For two or three decades following its opening, the Vigadó had a busy schedule of balls. The building of the Vigadó was seriously damaged in World War II, and its future was called into doubt. In 1968, construction work started with several of its parts demolished for complete transformation. To improve acoustics, prism lamps in plaster casing were affixed to the ceiling, lowering the room by five meters.
The rebuilt Vigadó was opened to the public on 15 March 1980. Retaining only vestiges of its former splendour, the Vigadó was closed in 2004. In accordance with the Fundamental Law put into force in 2011, the Hungarian Academy of Arts became an independent public-law association. Two years later it acquired ownership of the Műcsarnok (Kunsthalle) and the Vigadó building, which was approaching the end of reconstruction.

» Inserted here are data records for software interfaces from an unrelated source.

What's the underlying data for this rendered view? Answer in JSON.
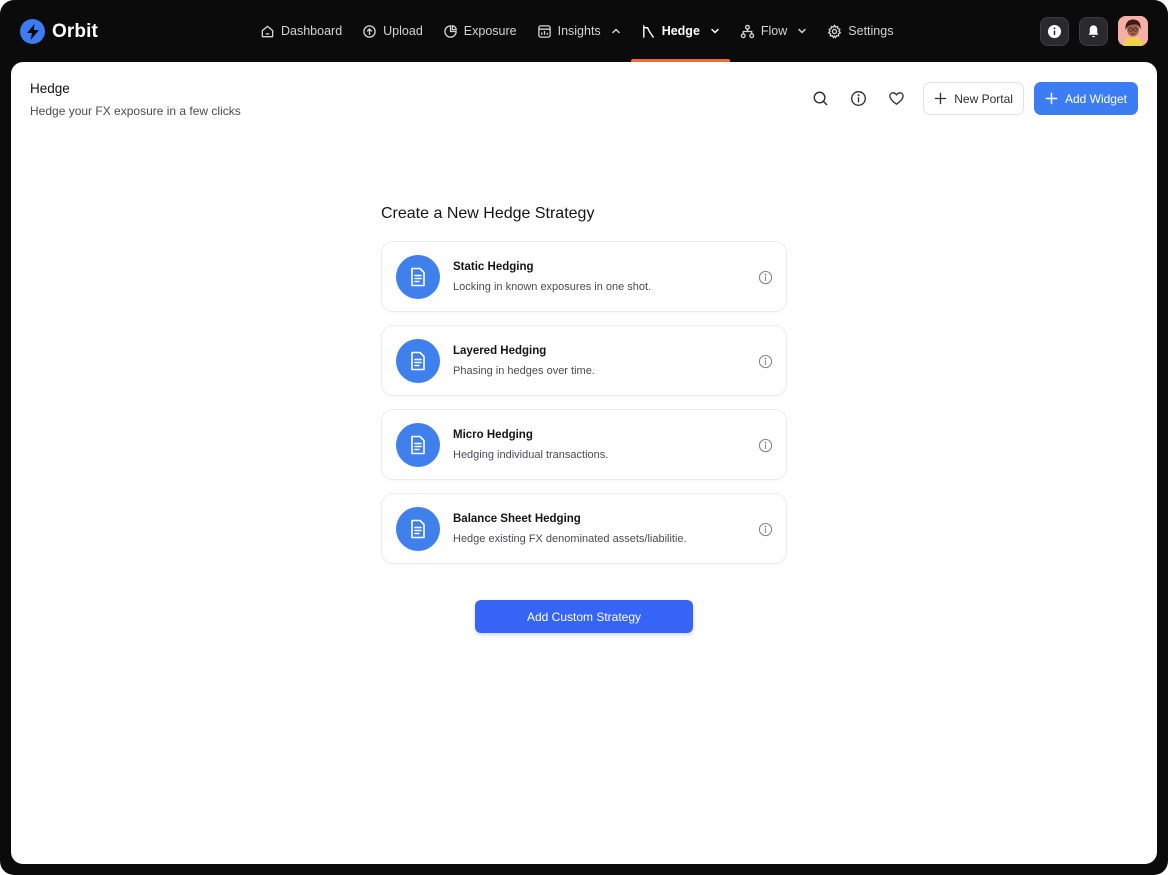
{
  "app": {
    "name": "Orbit"
  },
  "nav": [
    {
      "label": "Dashboard",
      "icon": "home-icon",
      "active": false
    },
    {
      "label": "Upload",
      "icon": "upload-icon",
      "active": false
    },
    {
      "label": "Exposure",
      "icon": "pie-chart-icon",
      "active": false
    },
    {
      "label": "Insights",
      "icon": "insights-icon",
      "active": false,
      "chevron": "up"
    },
    {
      "label": "Hedge",
      "icon": "hedge-icon",
      "active": true,
      "chevron": "down"
    },
    {
      "label": "Flow",
      "icon": "flow-icon",
      "active": false,
      "chevron": "down"
    },
    {
      "label": "Settings",
      "icon": "gear-icon",
      "active": false
    }
  ],
  "header": {
    "title": "Hedge",
    "subtitle": "Hedge your FX exposure in a few clicks",
    "new_portal_label": "New Portal",
    "add_widget_label": "Add Widget"
  },
  "strategy": {
    "heading": "Create a New Hedge Strategy",
    "options": [
      {
        "title": "Static Hedging",
        "description": "Locking in known exposures in one shot."
      },
      {
        "title": "Layered Hedging",
        "description": "Phasing in hedges over time."
      },
      {
        "title": "Micro Hedging",
        "description": "Hedging individual transactions."
      },
      {
        "title": "Balance Sheet Hedging",
        "description": "Hedge existing FX denominated assets/liabilitie."
      }
    ],
    "custom_button_label": "Add Custom Strategy"
  },
  "colors": {
    "accent_blue": "#3d7df3",
    "primary_button": "#3564f6",
    "active_underline": "#f26b2a",
    "topbar_bg": "#0b0b0c"
  }
}
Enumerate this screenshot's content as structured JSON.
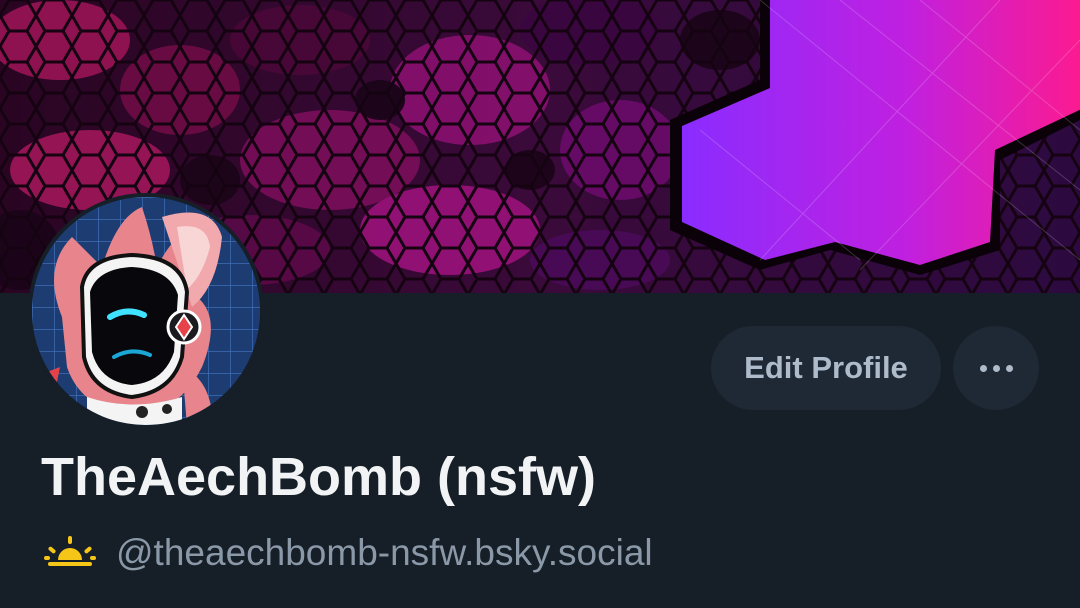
{
  "profile": {
    "display_name": "TheAechBomb (nsfw)",
    "handle": "@theaechbomb-nsfw.bsky.social"
  },
  "actions": {
    "edit_profile_label": "Edit Profile"
  },
  "icons": {
    "more_options": "ellipsis-icon",
    "handle_badge": "sunrise-icon"
  },
  "colors": {
    "background": "#161e27",
    "button_bg": "#1e2935",
    "button_text": "#aebbca",
    "name_text": "#f1f3f5",
    "handle_text": "#8a98a8",
    "banner_accent_magenta": "#ff1a8c",
    "banner_accent_purple": "#8a2cff",
    "badge_yellow": "#f5c518"
  }
}
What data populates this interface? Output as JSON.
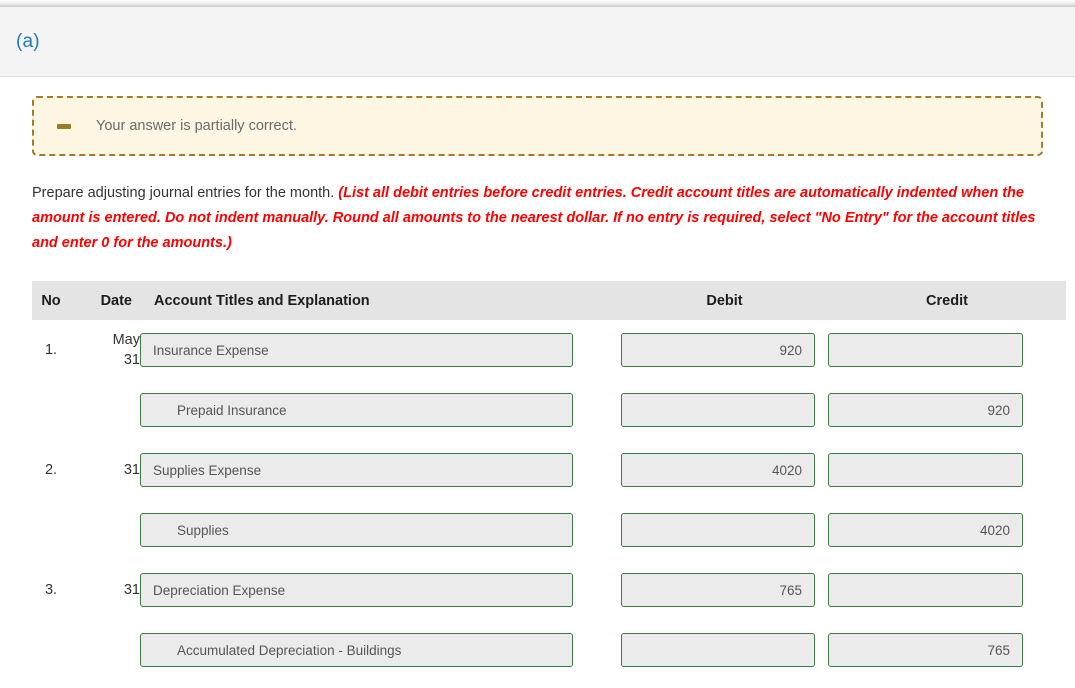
{
  "part": {
    "label": "(a)"
  },
  "alert": {
    "icon": "minus-icon",
    "message": "Your answer is partially correct."
  },
  "instructions": {
    "lead": "Prepare adjusting journal entries for the month.",
    "hint": "(List all debit entries before credit entries. Credit account titles are automatically indented when the amount is entered. Do not indent manually. Round all amounts to the nearest dollar. If no entry is required, select \"No Entry\" for the account titles and enter 0 for the amounts.)"
  },
  "table": {
    "headers": {
      "no": "No",
      "date": "Date",
      "account": "Account Titles and Explanation",
      "debit": "Debit",
      "credit": "Credit"
    },
    "rows": [
      {
        "no": "1.",
        "date_month": "May",
        "date_day": "31",
        "account": "Insurance Expense",
        "debit": "920",
        "credit": "",
        "indented": false
      },
      {
        "no": "",
        "date_month": "",
        "date_day": "",
        "account": "Prepaid Insurance",
        "debit": "",
        "credit": "920",
        "indented": true
      },
      {
        "no": "2.",
        "date_month": "",
        "date_day": "31",
        "account": "Supplies Expense",
        "debit": "4020",
        "credit": "",
        "indented": false
      },
      {
        "no": "",
        "date_month": "",
        "date_day": "",
        "account": "Supplies",
        "debit": "",
        "credit": "4020",
        "indented": true
      },
      {
        "no": "3.",
        "date_month": "",
        "date_day": "31",
        "account": "Depreciation Expense",
        "debit": "765",
        "credit": "",
        "indented": false
      },
      {
        "no": "",
        "date_month": "",
        "date_day": "",
        "account": "Accumulated Depreciation - Buildings",
        "debit": "",
        "credit": "765",
        "indented": true
      }
    ]
  },
  "colors": {
    "part_label": "#1f7bb6",
    "alert_bg": "#fdf6e3",
    "alert_border": "#a07d28",
    "hint_text": "#ff0000",
    "field_border": "#3f7c43",
    "field_bg": "#ebebeb",
    "header_bg": "#e4e4e4"
  }
}
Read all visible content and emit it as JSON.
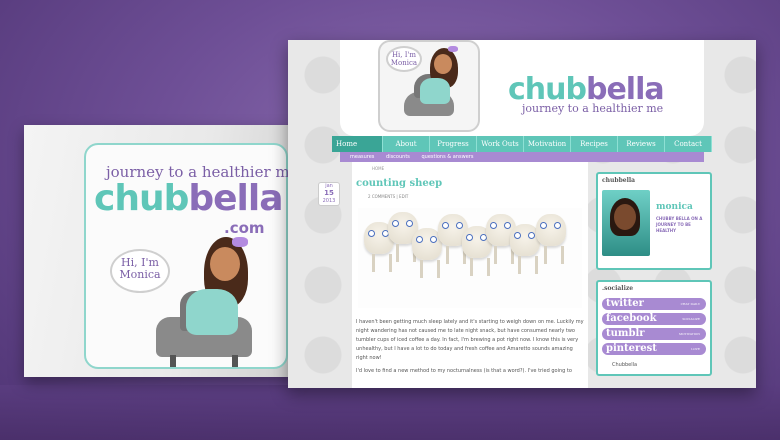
{
  "card": {
    "tagline": "journey to a healthier me",
    "logo_a": "chub",
    "logo_b": "bella",
    "logo_com": ".com",
    "bubble_line1": "Hi, I'm",
    "bubble_line2": "Monica"
  },
  "site": {
    "bubble_line1": "Hi, I'm",
    "bubble_line2": "Monica",
    "logo_a": "chub",
    "logo_b": "bella",
    "tagline": "journey to a healthier me",
    "nav": [
      "Home",
      "About",
      "Progress",
      "Work Outs",
      "Motivation",
      "Recipes",
      "Reviews",
      "Contact"
    ],
    "subnav": [
      "measures",
      "discounts",
      "questions & answers"
    ],
    "breadcrumb": "HOME",
    "date_month": "jan",
    "date_day": "15",
    "date_year": "2013",
    "post_title": "counting sheep",
    "post_meta": "2 COMMENTS  |  EDIT",
    "post_p1": "I haven't been getting much sleep lately and it's starting to weigh down on me. Luckily my night wandering has not caused me to late night snack, but have consumed nearly two tumbler cups of iced coffee a day. In fact, I'm brewing a pot right now. I know this is very unhealthy, but I have a lot to do today and fresh coffee and Amaretto sounds amazing right now!",
    "post_p2": "I'd love to find a new method to my nocturnalness (is that a word?). I've tried going to",
    "sidebar": {
      "about_title": "chubbella",
      "about_name": "monica",
      "about_desc": "CHUBBY BELLA ON A JOURNEY TO BE HEALTHY",
      "social_title": ".socialize",
      "social": [
        {
          "label": "twitter",
          "sub": "CHAT DAILY"
        },
        {
          "label": "facebook",
          "sub": "SOCIALIZE"
        },
        {
          "label": "tumblr",
          "sub": "MOTIVATION"
        },
        {
          "label": "pinterest",
          "sub": "LOVE"
        }
      ],
      "footer": "Chubbella"
    }
  },
  "colors": {
    "teal": "#5fc6b8",
    "purple": "#8a6db8",
    "background": "#6e4f96"
  }
}
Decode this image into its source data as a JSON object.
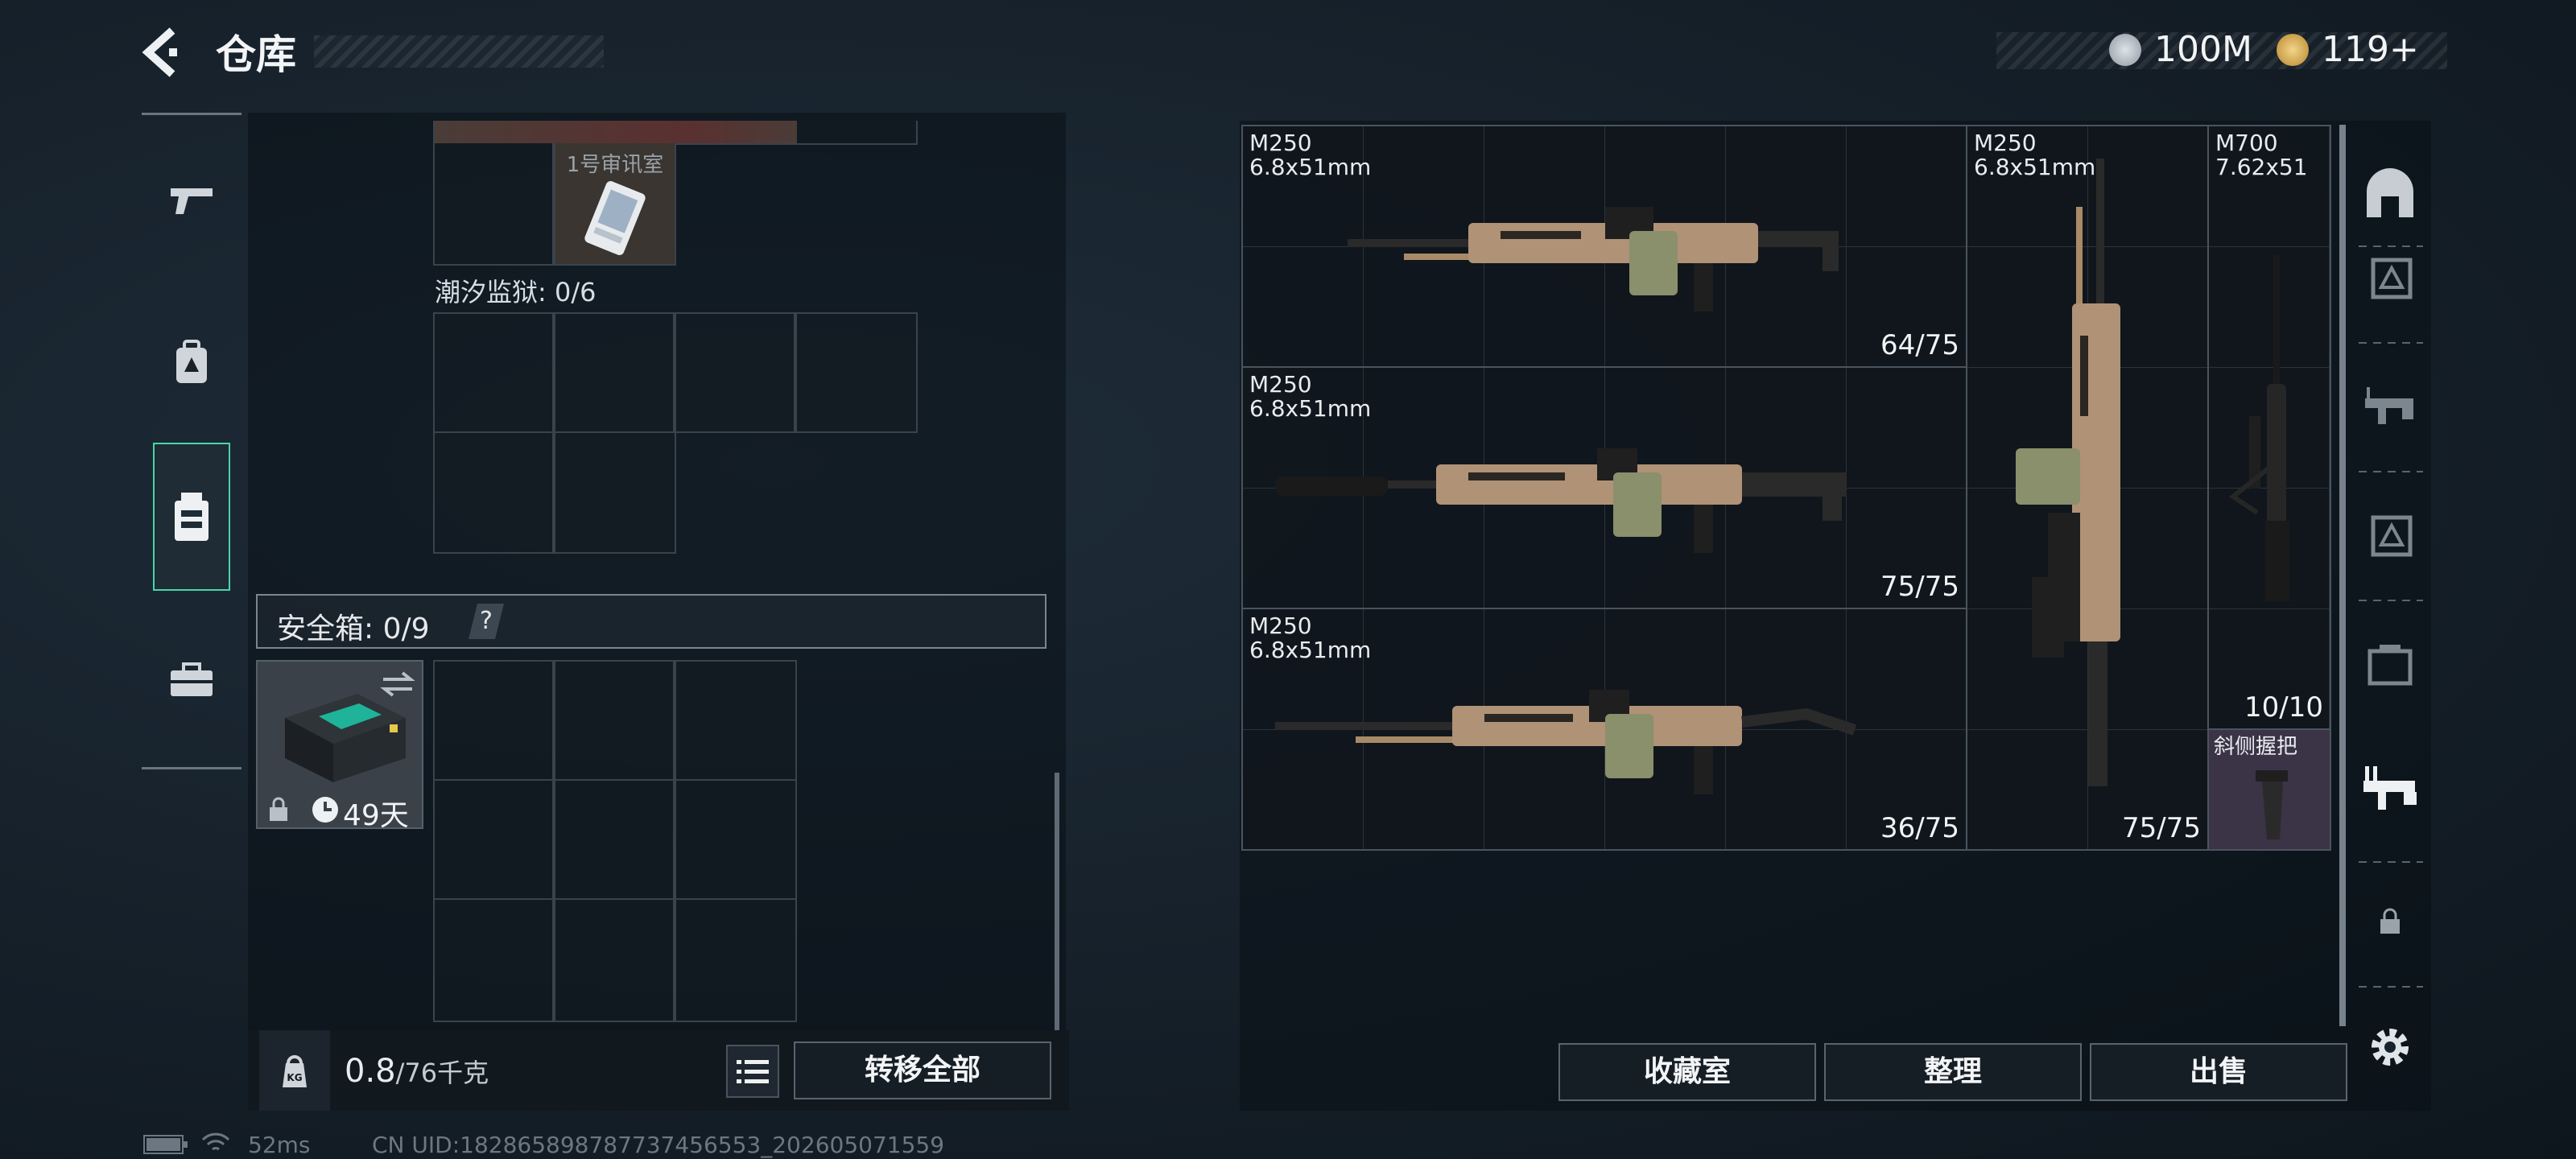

The formal opening ceremony of the renovated Pesti Vigadó took place on 14 March 2014. In today's Vigadó, the main auditorium shines almost in its original beauty. The main staircase, the lobby and the music room have been fully restored to their former grandeur. This jewel of the Danube bank was also provided with new spaces: a lecture and exhibition hall.